A committee of five senators in Georgia wants to provide more chances to erase criminal records and wants to make it harder for employers to access them.
The group is made up of senators Josh McKoon, R—Columbus, Hardie Davis, D—Augusta, Jesse Stone, R-Waynesboro, Butch Miller, R—Gainesville and Ronald Ramsey, D-Decatur.
The panel has formed with the purpose of helping those with criminal records. Their goal is to help criminals and ex-convicts by preventing employers, landlords and others from searching and finding their criminal histories. The intent is to help ex-convicts find jobs and find housing in communities because it’s proven that those who do not secure shelter and employment often end up back in prison.
The effort therefore seeks to prevent ex-convicts from going back to prison and have them function as successful members of society within communities. The Senate committee feels if employers are allowed access to convicted felons criminal backgrounds then their decision to hire a rehabilitated person is biased—the decision not to hire is based on past behavior and not the person’s current ability to perform the job and complete the tasks at hand.
The Senate committee put together a comprehensive report supporting their claim that allowing access to criminal background checks can lead to people with prior convictions to recidivate (go back to prison). It included testimony from lawyers and legal workers who have extensive experience with the issue.
The release of criminal background checks is seen as a detriment to many, as a way to allow an employer or landlord to unfairly determine a person’s ability to pay rent or complete job tasks based on past behavior.

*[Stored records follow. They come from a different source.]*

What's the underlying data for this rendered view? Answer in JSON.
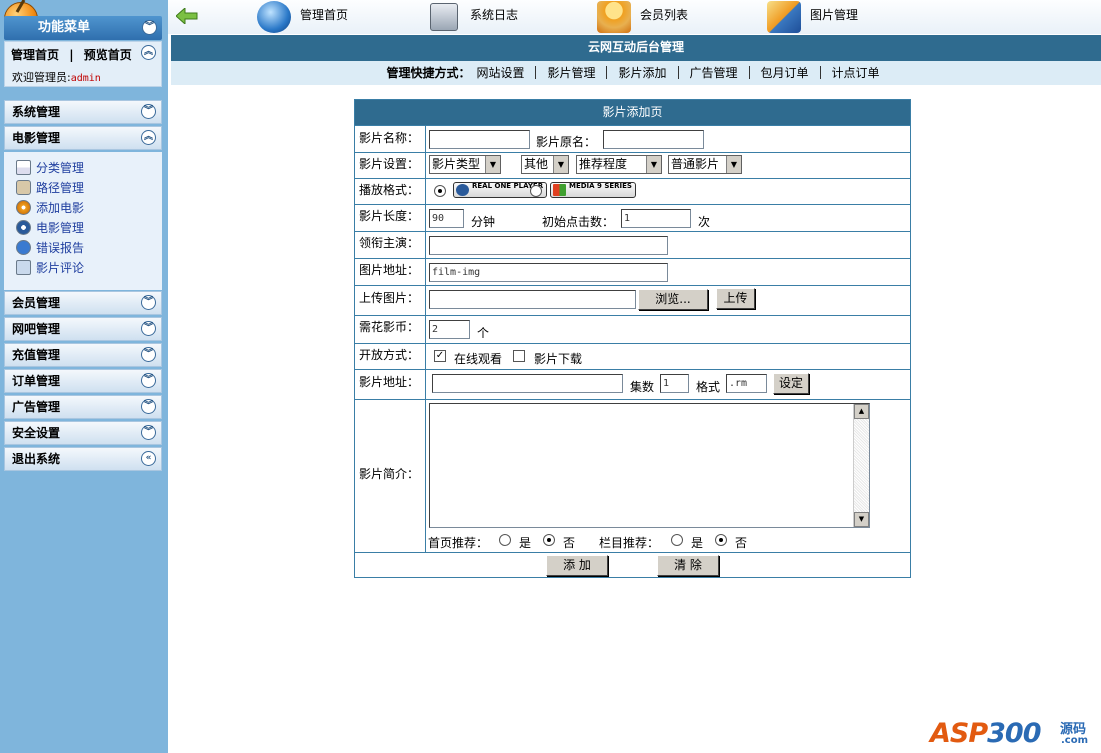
{
  "sidebar": {
    "title": "功能菜单",
    "nav_home": "管理首页",
    "nav_sep": "|",
    "nav_preview": "预览首页",
    "welcome_label": "欢迎管理员:",
    "welcome_user": "admin",
    "sections": {
      "system": "系统管理",
      "movie": "电影管理",
      "member": "会员管理",
      "netbar": "网吧管理",
      "recharge": "充值管理",
      "order": "订单管理",
      "ad": "广告管理",
      "security": "安全设置",
      "logout": "退出系统"
    },
    "movie_items": [
      "分类管理",
      "路径管理",
      "添加电影",
      "电影管理",
      "错误报告",
      "影片评论"
    ]
  },
  "toolbar": {
    "home": "管理首页",
    "log": "系统日志",
    "members": "会员列表",
    "pictures": "图片管理"
  },
  "header": {
    "title": "云网互动后台管理",
    "quick_label": "管理快捷方式：",
    "quick_links": [
      "网站设置",
      "影片管理",
      "影片添加",
      "广告管理",
      "包月订单",
      "计点订单"
    ]
  },
  "form": {
    "title": "影片添加页",
    "name_label": "影片名称：",
    "name_value": "",
    "origin_label": "影片原名：",
    "origin_value": "",
    "settings_label": "影片设置：",
    "select_type": "影片类型",
    "select_other": "其他",
    "select_rec": "推荐程度",
    "select_kind": "普通影片",
    "format_label": "播放格式：",
    "format_real": "REAL ONE PLAYER",
    "format_media": "MEDIA 9 SERIES",
    "length_label": "影片长度：",
    "length_value": "90",
    "length_unit": "分钟",
    "clicks_label": "初始点击数：",
    "clicks_value": "1",
    "clicks_unit": "次",
    "actor_label": "领衔主演：",
    "actor_value": "",
    "img_label": "图片地址：",
    "img_value": "film-img",
    "upload_label": "上传图片：",
    "browse_btn": "浏览...",
    "upload_btn": "上传",
    "coin_label": "需花影币：",
    "coin_value": "2",
    "coin_unit": "个",
    "open_label": "开放方式：",
    "open_online": "在线观看",
    "open_download": "影片下载",
    "addr_label": "影片地址：",
    "addr_value": "",
    "episode_label": "集数",
    "episode_value": "1",
    "fmt_label": "格式",
    "fmt_value": ".rm",
    "set_btn": "设定",
    "intro_label": "影片简介：",
    "home_rec_label": "首页推荐：",
    "col_rec_label": "栏目推荐：",
    "yes": "是",
    "no": "否",
    "add_btn": "添 加",
    "clear_btn": "清 除"
  },
  "watermark": {
    "main_a": "ASP",
    "main_b": "300",
    "cn": "源码",
    "com": ".com"
  }
}
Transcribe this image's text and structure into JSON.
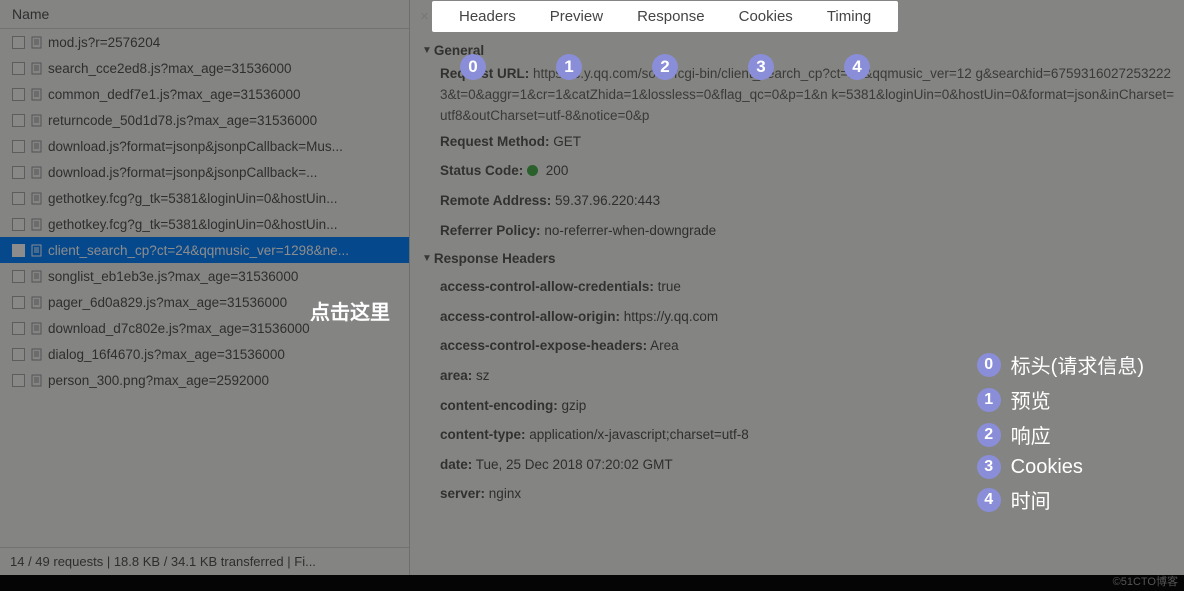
{
  "columns": {
    "name": "Name"
  },
  "requests": [
    {
      "name": "mod.js?r=2576204",
      "selected": false
    },
    {
      "name": "search_cce2ed8.js?max_age=31536000",
      "selected": false
    },
    {
      "name": "common_dedf7e1.js?max_age=31536000",
      "selected": false
    },
    {
      "name": "returncode_50d1d78.js?max_age=31536000",
      "selected": false
    },
    {
      "name": "download.js?format=jsonp&jsonpCallback=Mus...",
      "selected": false
    },
    {
      "name": "download.js?format=jsonp&jsonpCallback=...",
      "selected": false
    },
    {
      "name": "gethotkey.fcg?g_tk=5381&loginUin=0&hostUin...",
      "selected": false
    },
    {
      "name": "gethotkey.fcg?g_tk=5381&loginUin=0&hostUin...",
      "selected": false
    },
    {
      "name": "client_search_cp?ct=24&qqmusic_ver=1298&ne...",
      "selected": true
    },
    {
      "name": "songlist_eb1eb3e.js?max_age=31536000",
      "selected": false
    },
    {
      "name": "pager_6d0a829.js?max_age=31536000",
      "selected": false
    },
    {
      "name": "download_d7c802e.js?max_age=31536000",
      "selected": false
    },
    {
      "name": "dialog_16f4670.js?max_age=31536000",
      "selected": false
    },
    {
      "name": "person_300.png?max_age=2592000",
      "selected": false
    }
  ],
  "status_bar": "14 / 49 requests  |  18.8 KB / 34.1 KB transferred  |  Fi...",
  "tabs": [
    "Headers",
    "Preview",
    "Response",
    "Cookies",
    "Timing"
  ],
  "sections": {
    "general": {
      "title": "General",
      "request_url_label": "Request URL:",
      "request_url_value": "https://c.y.qq.com/soso/fcgi-bin/client_search_cp?ct=24&qqmusic_ver=12 g&searchid=67593160272532223&t=0&aggr=1&cr=1&catZhida=1&lossless=0&flag_qc=0&p=1&n k=5381&loginUin=0&hostUin=0&format=json&inCharset=utf8&outCharset=utf-8&notice=0&p",
      "request_method_label": "Request Method:",
      "request_method_value": "GET",
      "status_code_label": "Status Code:",
      "status_code_value": "200",
      "remote_address_label": "Remote Address:",
      "remote_address_value": "59.37.96.220:443",
      "referrer_policy_label": "Referrer Policy:",
      "referrer_policy_value": "no-referrer-when-downgrade"
    },
    "response_headers": {
      "title": "Response Headers",
      "items": [
        {
          "k": "access-control-allow-credentials:",
          "v": "true"
        },
        {
          "k": "access-control-allow-origin:",
          "v": "https://y.qq.com"
        },
        {
          "k": "access-control-expose-headers:",
          "v": "Area"
        },
        {
          "k": "area:",
          "v": "sz"
        },
        {
          "k": "content-encoding:",
          "v": "gzip"
        },
        {
          "k": "content-type:",
          "v": "application/x-javascript;charset=utf-8"
        },
        {
          "k": "date:",
          "v": "Tue, 25 Dec 2018 07:20:02 GMT"
        },
        {
          "k": "server:",
          "v": "nginx"
        }
      ]
    }
  },
  "annotation": {
    "nums": [
      "0",
      "1",
      "2",
      "3",
      "4"
    ],
    "click_hint": "点击这里",
    "legend": [
      {
        "n": "0",
        "t": "标头(请求信息)"
      },
      {
        "n": "1",
        "t": "预览"
      },
      {
        "n": "2",
        "t": "响应"
      },
      {
        "n": "3",
        "t": "Cookies"
      },
      {
        "n": "4",
        "t": "时间"
      }
    ]
  },
  "watermark": "©51CTO博客"
}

The Senate committee is therefore in favor of helping suppress their release. They want to decrease the amount of prisoners who recidivate and want to increase the number of productive members in society. Employers don’t quite see it this way though. Businesses appreciate having access to a potential employee’s criminal background and seek to continue having the freedom to check on people.
An attorney with the Savannah firm Hunter Maclean, who represents employers in this ongoing debate, said, “Employers should be able to ask questions about convictions.” She feels it’s up to the individual business and it should be their right to have whatever information is necessary to decide who they want to hire within their company. The employers obviously want to safeguard themselves and have their own interests in mind and would rather take the side of being overly-cautious in who they hire, or at least have the information available to make that decision, and are less concerned with overall societal impacts like recidivating.
It will be interesting to see if restricting access to criminal records ends up having an overall positive or negative impact in Georgia.